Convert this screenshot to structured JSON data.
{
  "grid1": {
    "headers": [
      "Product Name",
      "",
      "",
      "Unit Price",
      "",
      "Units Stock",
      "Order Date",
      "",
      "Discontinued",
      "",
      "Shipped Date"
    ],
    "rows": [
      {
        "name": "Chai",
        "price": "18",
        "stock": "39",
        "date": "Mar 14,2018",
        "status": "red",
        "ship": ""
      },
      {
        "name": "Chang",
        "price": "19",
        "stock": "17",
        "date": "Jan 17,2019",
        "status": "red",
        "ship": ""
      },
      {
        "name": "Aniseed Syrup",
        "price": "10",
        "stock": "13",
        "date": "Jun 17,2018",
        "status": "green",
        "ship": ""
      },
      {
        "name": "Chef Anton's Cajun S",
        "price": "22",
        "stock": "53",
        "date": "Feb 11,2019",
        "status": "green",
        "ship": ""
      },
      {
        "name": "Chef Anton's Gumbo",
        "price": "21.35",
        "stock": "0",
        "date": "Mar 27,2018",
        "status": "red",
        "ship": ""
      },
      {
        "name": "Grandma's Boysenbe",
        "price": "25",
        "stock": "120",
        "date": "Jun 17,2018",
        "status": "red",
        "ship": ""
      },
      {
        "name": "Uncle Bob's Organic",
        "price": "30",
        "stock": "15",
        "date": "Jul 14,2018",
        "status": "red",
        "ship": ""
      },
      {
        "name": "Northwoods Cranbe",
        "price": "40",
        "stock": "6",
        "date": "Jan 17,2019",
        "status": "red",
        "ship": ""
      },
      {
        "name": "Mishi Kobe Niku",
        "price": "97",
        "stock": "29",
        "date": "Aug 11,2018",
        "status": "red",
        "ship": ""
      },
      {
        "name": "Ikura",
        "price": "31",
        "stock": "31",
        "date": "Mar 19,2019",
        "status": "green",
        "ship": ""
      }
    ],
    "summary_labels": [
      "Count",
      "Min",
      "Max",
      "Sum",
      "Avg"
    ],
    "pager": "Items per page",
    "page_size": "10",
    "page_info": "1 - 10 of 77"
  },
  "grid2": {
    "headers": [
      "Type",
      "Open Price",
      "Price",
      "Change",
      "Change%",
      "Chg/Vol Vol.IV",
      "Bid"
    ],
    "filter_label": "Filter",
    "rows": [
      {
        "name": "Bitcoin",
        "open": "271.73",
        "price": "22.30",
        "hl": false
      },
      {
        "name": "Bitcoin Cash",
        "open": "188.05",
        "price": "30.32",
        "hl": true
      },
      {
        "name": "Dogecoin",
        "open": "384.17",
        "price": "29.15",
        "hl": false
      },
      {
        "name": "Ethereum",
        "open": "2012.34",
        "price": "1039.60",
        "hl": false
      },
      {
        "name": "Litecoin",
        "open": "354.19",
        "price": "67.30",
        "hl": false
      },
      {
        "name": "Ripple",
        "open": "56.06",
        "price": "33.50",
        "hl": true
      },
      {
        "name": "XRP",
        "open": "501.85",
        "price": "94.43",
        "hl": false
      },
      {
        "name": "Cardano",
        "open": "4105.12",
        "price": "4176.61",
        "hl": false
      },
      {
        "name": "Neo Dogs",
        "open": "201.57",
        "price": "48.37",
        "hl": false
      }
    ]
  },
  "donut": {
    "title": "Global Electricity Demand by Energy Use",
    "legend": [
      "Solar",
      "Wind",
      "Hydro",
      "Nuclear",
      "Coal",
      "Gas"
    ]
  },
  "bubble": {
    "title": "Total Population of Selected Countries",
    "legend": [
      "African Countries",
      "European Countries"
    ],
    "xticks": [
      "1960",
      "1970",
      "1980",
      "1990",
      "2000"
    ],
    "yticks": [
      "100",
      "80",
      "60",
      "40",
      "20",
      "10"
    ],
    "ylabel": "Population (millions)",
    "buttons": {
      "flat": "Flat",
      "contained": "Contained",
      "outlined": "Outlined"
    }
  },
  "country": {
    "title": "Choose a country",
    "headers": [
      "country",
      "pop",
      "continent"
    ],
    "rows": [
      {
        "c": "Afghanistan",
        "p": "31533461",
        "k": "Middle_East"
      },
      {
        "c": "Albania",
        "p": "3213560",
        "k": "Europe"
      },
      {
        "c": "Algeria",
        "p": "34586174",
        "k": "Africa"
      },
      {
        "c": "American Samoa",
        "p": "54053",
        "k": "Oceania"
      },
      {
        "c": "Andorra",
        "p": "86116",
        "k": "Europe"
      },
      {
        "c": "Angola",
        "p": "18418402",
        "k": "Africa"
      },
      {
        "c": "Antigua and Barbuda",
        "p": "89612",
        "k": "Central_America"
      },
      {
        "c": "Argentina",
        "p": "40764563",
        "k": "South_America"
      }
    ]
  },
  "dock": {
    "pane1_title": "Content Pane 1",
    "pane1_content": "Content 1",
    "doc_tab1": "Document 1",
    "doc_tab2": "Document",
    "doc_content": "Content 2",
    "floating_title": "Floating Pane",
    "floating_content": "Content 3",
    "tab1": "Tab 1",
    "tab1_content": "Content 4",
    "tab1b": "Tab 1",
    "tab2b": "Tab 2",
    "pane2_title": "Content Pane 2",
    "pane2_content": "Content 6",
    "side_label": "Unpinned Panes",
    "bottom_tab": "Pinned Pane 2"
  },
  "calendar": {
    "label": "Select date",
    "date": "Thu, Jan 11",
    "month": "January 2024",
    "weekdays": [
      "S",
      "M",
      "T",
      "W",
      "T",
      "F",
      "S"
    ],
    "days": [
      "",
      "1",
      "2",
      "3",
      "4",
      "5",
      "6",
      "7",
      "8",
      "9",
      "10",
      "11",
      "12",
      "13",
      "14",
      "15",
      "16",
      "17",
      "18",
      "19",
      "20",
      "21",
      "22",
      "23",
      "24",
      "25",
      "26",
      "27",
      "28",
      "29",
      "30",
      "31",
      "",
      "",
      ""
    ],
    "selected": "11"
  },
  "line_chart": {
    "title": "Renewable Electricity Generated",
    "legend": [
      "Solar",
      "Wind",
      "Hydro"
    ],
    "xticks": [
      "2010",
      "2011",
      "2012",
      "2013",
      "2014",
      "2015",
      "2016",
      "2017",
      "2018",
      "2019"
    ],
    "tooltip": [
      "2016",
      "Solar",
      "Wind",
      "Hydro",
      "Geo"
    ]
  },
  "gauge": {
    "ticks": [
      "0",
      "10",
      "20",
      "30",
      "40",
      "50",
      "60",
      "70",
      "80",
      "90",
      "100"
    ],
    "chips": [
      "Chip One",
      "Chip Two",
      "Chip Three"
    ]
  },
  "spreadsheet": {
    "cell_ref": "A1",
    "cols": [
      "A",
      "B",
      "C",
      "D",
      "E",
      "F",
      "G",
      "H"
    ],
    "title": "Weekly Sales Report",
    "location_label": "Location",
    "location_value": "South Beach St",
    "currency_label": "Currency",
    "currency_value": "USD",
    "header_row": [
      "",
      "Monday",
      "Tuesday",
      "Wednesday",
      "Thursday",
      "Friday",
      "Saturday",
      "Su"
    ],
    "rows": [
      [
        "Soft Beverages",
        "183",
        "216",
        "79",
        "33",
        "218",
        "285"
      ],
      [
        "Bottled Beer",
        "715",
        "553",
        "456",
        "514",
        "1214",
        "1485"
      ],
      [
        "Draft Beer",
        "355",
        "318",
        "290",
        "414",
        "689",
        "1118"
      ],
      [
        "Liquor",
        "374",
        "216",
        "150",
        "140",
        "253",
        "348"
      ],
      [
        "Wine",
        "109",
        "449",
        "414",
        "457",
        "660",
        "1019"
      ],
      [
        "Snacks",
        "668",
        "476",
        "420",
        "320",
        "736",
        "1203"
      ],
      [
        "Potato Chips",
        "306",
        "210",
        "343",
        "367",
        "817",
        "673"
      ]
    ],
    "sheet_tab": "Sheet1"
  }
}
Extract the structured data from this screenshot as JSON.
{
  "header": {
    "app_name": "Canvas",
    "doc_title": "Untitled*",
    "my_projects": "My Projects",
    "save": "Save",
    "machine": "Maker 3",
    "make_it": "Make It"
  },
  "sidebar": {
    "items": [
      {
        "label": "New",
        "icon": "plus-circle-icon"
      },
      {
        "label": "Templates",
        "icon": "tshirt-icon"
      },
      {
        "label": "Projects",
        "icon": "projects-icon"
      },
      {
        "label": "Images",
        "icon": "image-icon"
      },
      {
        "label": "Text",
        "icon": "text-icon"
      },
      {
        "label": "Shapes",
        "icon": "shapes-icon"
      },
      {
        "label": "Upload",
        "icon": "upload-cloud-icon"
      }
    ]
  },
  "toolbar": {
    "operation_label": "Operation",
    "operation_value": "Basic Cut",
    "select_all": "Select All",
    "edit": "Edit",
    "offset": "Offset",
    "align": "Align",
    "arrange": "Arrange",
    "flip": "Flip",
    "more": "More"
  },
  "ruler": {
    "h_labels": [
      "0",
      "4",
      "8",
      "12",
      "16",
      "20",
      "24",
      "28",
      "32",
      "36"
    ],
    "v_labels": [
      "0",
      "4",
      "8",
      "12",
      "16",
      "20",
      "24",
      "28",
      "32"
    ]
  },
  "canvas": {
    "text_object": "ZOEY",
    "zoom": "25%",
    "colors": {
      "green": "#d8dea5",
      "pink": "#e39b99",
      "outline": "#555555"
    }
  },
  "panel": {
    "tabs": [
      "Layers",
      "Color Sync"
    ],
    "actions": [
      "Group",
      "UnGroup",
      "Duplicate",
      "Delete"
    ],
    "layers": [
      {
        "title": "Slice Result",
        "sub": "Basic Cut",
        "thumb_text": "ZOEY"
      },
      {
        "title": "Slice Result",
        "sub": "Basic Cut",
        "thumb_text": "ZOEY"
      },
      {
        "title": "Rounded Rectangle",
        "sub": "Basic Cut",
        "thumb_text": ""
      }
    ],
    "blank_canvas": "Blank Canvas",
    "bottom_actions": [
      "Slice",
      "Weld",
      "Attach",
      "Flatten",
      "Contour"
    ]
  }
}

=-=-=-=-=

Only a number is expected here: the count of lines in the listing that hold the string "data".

* _Task response_
2